Animal Meat- Wild game (i.e. venison, bison, elk, moose, rabbit), grass fed- grass finished beef, pasture raised chicken, eggs and pork as these eat their natural diet and have a higher ratio of Omega 3 to 6 fats. Most pastured chicken and pork are fed some feed, but if the meat is bought during their natural growing season it will be minimal. It is always good to check with your farmer to see what else they ate. If you choose to eat bacon or other cured meat, be sure it is naturally cured and nitrate free. AVOID- conventionally raised animals as they are fed a GMO corn and soy filled diet which tilts the fat ratio toward more Omega 6.

FISH- Fresh or frozen wild caught fatty fish such as Sockeye and Coho salmon, sardines, herring, anchovies and mackerel are high sources of Omega 3 fats. Other wild caught fish and shellfish can be a reasonable source. AVOID- farmed fish as they are fed corn and other foods not normally part of a fish diet. Some Scandinavian and other Northern European countries use more sustainable farming so is a better choice if you can’t get wild caught.

NUTS and SEEDS: All nuts and seeds contain a combination of Omega 3 and 6 fats. Those with the highest Omega 3 content are walnuts, almonds, flax, chia and hemp seeds. Macademia nuts are high in monounsaturated fats and are a good choice. AVOID- Peanuts are not nuts and contain NO Omega 3 and a lot of Omega 6. They also are high in the mold aflatoxin which can affect gut permeability.

EGGS- They are now on the beneficial list and can be eaten several times a week. Studies have debunked the theory that eating them raises cholesterol or contributes to heart disease. Best to get eggs from pasture raised chicken, second best is organic. Duck eggs are also a good alternative.

DAIRY- If you choose to eat dairy, full fat dairy from grass fed and finished animals is best. If not available, organic is a good second choice.
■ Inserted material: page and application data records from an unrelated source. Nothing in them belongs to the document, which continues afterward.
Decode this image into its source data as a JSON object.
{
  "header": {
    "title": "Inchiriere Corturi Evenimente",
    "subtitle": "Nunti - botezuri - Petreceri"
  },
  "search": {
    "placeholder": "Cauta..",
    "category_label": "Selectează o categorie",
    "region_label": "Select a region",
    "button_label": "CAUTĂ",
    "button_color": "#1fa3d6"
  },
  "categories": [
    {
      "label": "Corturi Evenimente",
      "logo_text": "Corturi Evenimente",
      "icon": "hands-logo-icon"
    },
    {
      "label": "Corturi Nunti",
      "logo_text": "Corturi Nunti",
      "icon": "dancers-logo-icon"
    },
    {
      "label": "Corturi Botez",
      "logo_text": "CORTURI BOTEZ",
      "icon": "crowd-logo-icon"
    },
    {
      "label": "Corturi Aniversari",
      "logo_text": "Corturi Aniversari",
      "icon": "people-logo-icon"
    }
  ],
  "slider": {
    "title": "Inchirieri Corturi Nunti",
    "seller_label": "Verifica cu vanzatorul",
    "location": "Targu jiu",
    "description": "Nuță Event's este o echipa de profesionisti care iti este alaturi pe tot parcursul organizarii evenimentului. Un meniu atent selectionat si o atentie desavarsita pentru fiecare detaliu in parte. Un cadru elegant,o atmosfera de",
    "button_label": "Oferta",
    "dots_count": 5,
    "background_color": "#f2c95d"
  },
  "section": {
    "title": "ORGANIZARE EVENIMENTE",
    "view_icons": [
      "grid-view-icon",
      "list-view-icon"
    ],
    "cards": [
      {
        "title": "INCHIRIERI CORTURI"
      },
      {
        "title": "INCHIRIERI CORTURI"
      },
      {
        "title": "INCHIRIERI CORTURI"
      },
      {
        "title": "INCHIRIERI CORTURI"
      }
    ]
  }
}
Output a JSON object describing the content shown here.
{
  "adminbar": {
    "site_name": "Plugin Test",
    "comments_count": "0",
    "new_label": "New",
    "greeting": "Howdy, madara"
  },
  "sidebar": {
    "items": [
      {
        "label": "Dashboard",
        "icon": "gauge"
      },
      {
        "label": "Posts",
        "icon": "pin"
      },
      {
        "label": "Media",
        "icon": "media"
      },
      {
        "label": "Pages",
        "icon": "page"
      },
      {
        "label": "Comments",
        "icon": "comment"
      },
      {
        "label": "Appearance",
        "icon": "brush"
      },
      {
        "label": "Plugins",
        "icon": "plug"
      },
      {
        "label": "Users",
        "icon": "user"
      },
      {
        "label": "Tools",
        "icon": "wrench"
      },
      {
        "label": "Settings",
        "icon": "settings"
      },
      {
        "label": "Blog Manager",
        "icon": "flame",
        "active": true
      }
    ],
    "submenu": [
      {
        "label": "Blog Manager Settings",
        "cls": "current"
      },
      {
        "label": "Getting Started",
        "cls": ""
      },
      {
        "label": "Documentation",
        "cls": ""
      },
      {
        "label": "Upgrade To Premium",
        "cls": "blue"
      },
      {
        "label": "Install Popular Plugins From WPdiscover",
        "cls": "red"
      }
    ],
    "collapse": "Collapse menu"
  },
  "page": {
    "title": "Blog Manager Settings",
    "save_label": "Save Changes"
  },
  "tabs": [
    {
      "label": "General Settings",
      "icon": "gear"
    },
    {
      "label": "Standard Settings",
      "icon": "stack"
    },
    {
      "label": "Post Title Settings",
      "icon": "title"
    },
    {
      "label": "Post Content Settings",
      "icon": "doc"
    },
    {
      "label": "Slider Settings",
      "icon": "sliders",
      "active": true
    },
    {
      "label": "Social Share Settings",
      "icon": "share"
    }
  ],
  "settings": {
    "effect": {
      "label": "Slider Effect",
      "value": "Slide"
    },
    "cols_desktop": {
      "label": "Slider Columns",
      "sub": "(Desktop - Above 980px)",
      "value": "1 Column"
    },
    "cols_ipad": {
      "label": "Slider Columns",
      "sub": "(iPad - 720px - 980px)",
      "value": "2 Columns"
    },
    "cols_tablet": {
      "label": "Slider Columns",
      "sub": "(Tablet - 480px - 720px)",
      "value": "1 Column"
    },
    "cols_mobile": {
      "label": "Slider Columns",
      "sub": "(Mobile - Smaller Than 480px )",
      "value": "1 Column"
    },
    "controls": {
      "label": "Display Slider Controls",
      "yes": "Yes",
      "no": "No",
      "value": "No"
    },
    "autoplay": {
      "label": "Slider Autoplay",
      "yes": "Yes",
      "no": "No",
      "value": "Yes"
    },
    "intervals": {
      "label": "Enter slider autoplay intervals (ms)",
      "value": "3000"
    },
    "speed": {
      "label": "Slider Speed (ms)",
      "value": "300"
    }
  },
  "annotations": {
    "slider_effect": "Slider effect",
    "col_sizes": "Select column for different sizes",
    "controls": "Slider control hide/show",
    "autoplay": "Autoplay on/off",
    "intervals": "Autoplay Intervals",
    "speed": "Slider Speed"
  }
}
There is no need to eat non-fat or low fat as you need the good quality omega 3 fats. Goat and sheep milk are closer to human milk than cow, so try adding these foods or eating yogurt made from this milk.
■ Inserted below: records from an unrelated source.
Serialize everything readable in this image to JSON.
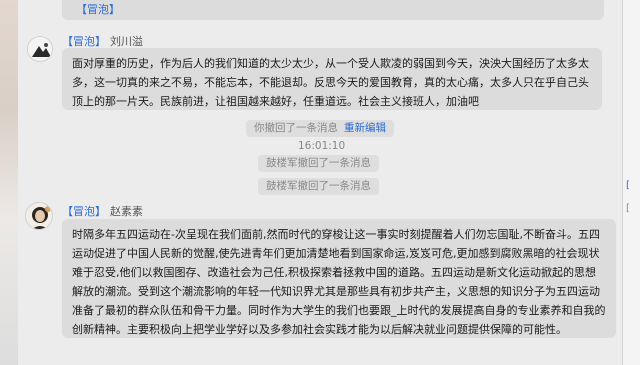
{
  "messages": [
    {
      "tag": "【冒泡】",
      "name": "刘川溢",
      "text": "面对厚重的历史，作为后人的我们知道的太少太少，从一个受人欺凌的弱国到今天，泱泱大国经历了太多太多，这一切真的来之不易，不能忘本，不能退却。反思今天的爱国教育，真的太心痛，太多人只在乎自己头顶上的那一片天。民族前进，让祖国越来越好，任重道远。社会主义接班人，加油吧"
    },
    {
      "tag": "【冒泡】",
      "name": "赵素素",
      "text": "时隔多年五四运动在-次呈现在我们面前,然而时代的穿梭让这一事实时刻提醒着人们勿忘国耻,不断奋斗。五四运动促进了中国人民新的觉醒,使先进青年们更加清楚地看到国家命运,岌岌可危,更加感到腐败黑暗的社会现状难于忍受,他们以救国图存、改造社会为己任,积极探索着拯救中国的道路。五四运动是新文化运动掀起的思想解放的潮流。受到这个潮流影响的年轻一代知识界尤其是那些具有初步共产主，义思想的知识分子为五四运动准备了最初的群众队伍和骨干力量。同时作为大学生的我们也要跟_上时代的发展提高自身的专业素养和自我的创新精神。主要积极向上把学业学好以及多参加社会实践才能为以后解决就业问题提供保障的可能性。"
    }
  ],
  "top_bubble": {
    "tag": "【冒泡】"
  },
  "system": {
    "recall_self": "你撤回了一条消息",
    "reedit": "重新编辑",
    "time": "16:01:10",
    "recall_other_1": "鼓楼军撤回了一条消息",
    "recall_other_2": "鼓楼军撤回了一条消息"
  },
  "right_column": {
    "mark_1": "[",
    "mark_2": "["
  },
  "icons": {
    "scroll_down": "chevron-down-icon"
  }
}
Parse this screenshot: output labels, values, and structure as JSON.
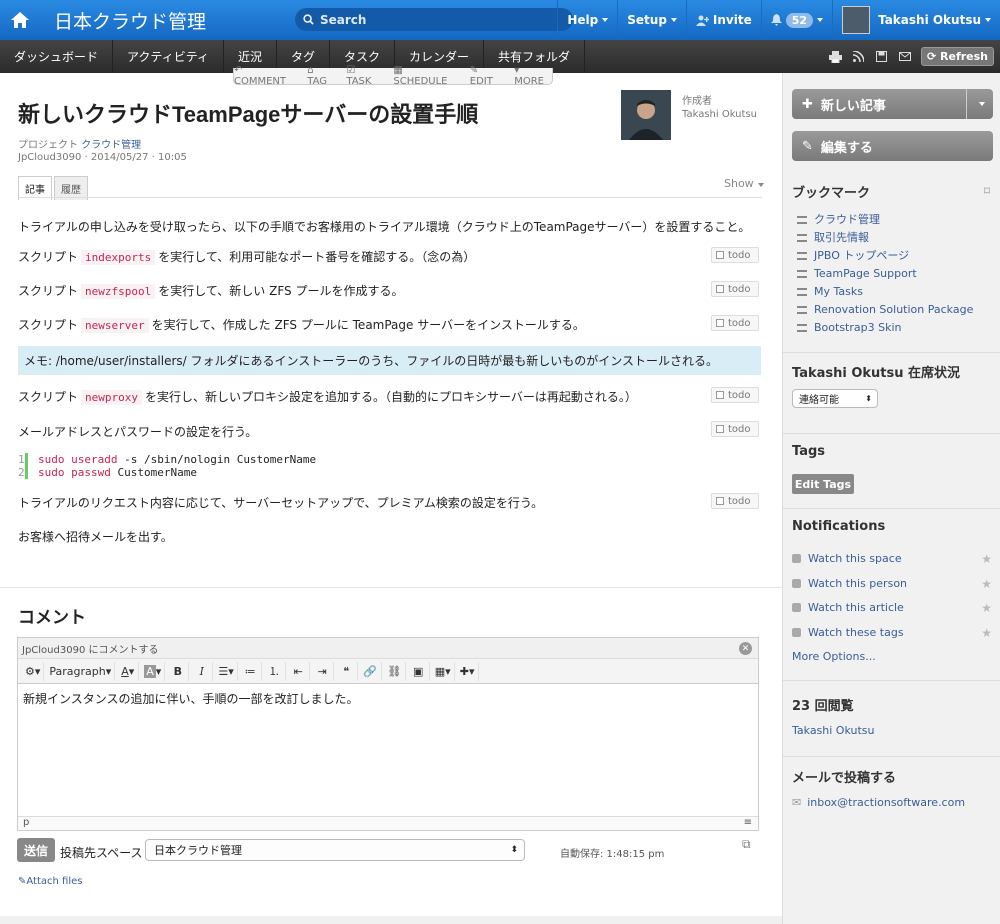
{
  "app": {
    "title": "日本クラウド管理",
    "search_placeholder": "Search"
  },
  "topnav": {
    "help": "Help",
    "setup": "Setup",
    "invite": "Invite",
    "notifications_count": "52",
    "user_name": "Takashi Okutsu"
  },
  "navbar": {
    "items": [
      "ダッシュボード",
      "アクティビティ",
      "近況",
      "タグ",
      "タスク",
      "カレンダー",
      "共有フォルダ"
    ],
    "refresh": "Refresh"
  },
  "actionbar": {
    "items": [
      "COMMENT",
      "TAG",
      "TASK",
      "SCHEDULE",
      "EDIT",
      "MORE"
    ]
  },
  "article": {
    "title": "新しいクラウドTeamPageサーバーの設置手順",
    "project_label": "プロジェクト",
    "project_link": "クラウド管理",
    "meta": "JpCloud3090 · 2014/05/27 · 10:05",
    "author_label": "作成者",
    "author_name": "Takashi Okutsu",
    "tabs": [
      "記事",
      "履歴"
    ],
    "show": "Show",
    "intro": "トライアルの申し込みを受け取ったら、以下の手順でお客様用のトライアル環境（クラウド上のTeamPageサーバー）を設置すること。",
    "todo_label": "todo",
    "step1": {
      "pre": "スクリプト",
      "code": "indexports",
      "post": "を実行して、利用可能なポート番号を確認する。（念の為）"
    },
    "step2": {
      "pre": "スクリプト",
      "code": "newzfspool",
      "post": "を実行して、新しい ZFS プールを作成する。"
    },
    "step3": {
      "pre": "スクリプト",
      "code": "newserver",
      "post": "を実行して、作成した ZFS プールに TeamPage サーバーをインストールする。"
    },
    "memo": "メモ: /home/user/installers/ フォルダにあるインストーラーのうち、ファイルの日時が最も新しいものがインストールされる。",
    "step4": {
      "pre": "スクリプト",
      "code": "newproxy",
      "post": "を実行し、新しいプロキシ設定を追加する。（自動的にプロキシサーバーは再起動される。）"
    },
    "step5": "メールアドレスとパスワードの設定を行う。",
    "code_lines": [
      {
        "num": "1",
        "sudo": "sudo",
        "cmd": "useradd",
        "rest": " -s /sbin/nologin CustomerName"
      },
      {
        "num": "2",
        "sudo": "sudo",
        "cmd": "passwd",
        "rest": " CustomerName"
      }
    ],
    "step6": "トライアルのリクエスト内容に応じて、サーバーセットアップで、プレミアム検索の設定を行う。",
    "step7": "お客様へ招待メールを出す。"
  },
  "comment": {
    "heading": "コメント",
    "editor_header": "JpCloud3090 にコメントする",
    "paragraph_select": "Paragraph",
    "text": "新規インスタンスの追加に伴い、手順の一部を改訂しました。",
    "path": "p",
    "submit": "送信",
    "post_space_label": "投稿先スペース",
    "post_space_value": "日本クラウド管理",
    "autosave": "自動保存: 1:48:15 pm",
    "attach": "Attach files"
  },
  "sidebar": {
    "new_article": "新しい記事",
    "edit": "編集する",
    "bookmarks_title": "ブックマーク",
    "bookmarks": [
      "クラウド管理",
      "取引先情報",
      "JPBO トップページ",
      "TeamPage Support",
      "My Tasks",
      "Renovation Solution Package",
      "Bootstrap3 Skin"
    ],
    "presence_title": "Takashi Okutsu 在席状況",
    "presence_value": "連絡可能",
    "tags_title": "Tags",
    "edit_tags": "Edit Tags",
    "notifications_title": "Notifications",
    "notifications": [
      "Watch this space",
      "Watch this person",
      "Watch this article",
      "Watch these tags"
    ],
    "more_options": "More Options...",
    "views_title": "23 回閲覧",
    "views_user": "Takashi Okutsu",
    "mail_title": "メールで投稿する",
    "mail_address": "inbox@tractionsoftware.com"
  }
}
Fish Oil Supplements- It is nearly impossible to get enough Omega 3 fats to attain the optimal ratio by eating food alone. A good quality fish oil supplement daily will move you toward that optimal ratio, if you follow the guidelines above. Nordic Naturals is a reasonable over the counter source that doesn’t tend to cause the burping that can sometimes occur.
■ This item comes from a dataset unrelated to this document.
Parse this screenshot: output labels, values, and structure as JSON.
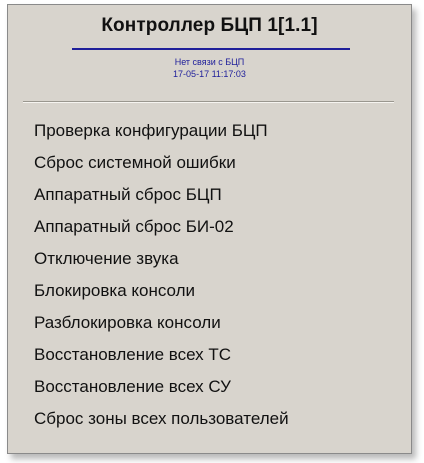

Bottom Line: It is important to get good quality fats at every meal. It helps with satiety and supports important functions to keep your body healthy. Ideally, fat should be 30% of your daily diet, with most of it from good quality monounsaturated and saturated sources as part of a whole foods diet. Living Fit meals provide a good foundation for adding healthy fats in a healthy ratio to your diet, and can be a great partner for helping develop your own custom nutrition plan to ensure you are receiving what you need for optimum health! 

About the Contributor 

Donna Bacchi, MD, MPH has over 30 years of clinical experience improving patient health and wellbeing using a broad- based approach that focuses on the four pillars of wellness- nutrition, physical activity, stress reduction and mindfulness.  Dr. Bacchi received her bachelor’s degree in nutritional science from Cornell University, a medical degree from University of Cincinnati College of Medicine, and a Master of Public Health degree from Johns Hopkins University. She has lectured across the country on a variety of nutrition and public health related topics. She currently resides in Southport, NC where she is on the Brunswick County Health Advisory Board, is a co-chair of the Way to Wellness Initiative, and sees clients looking to improve their health by addressing the root causes using the four pillars of wellness.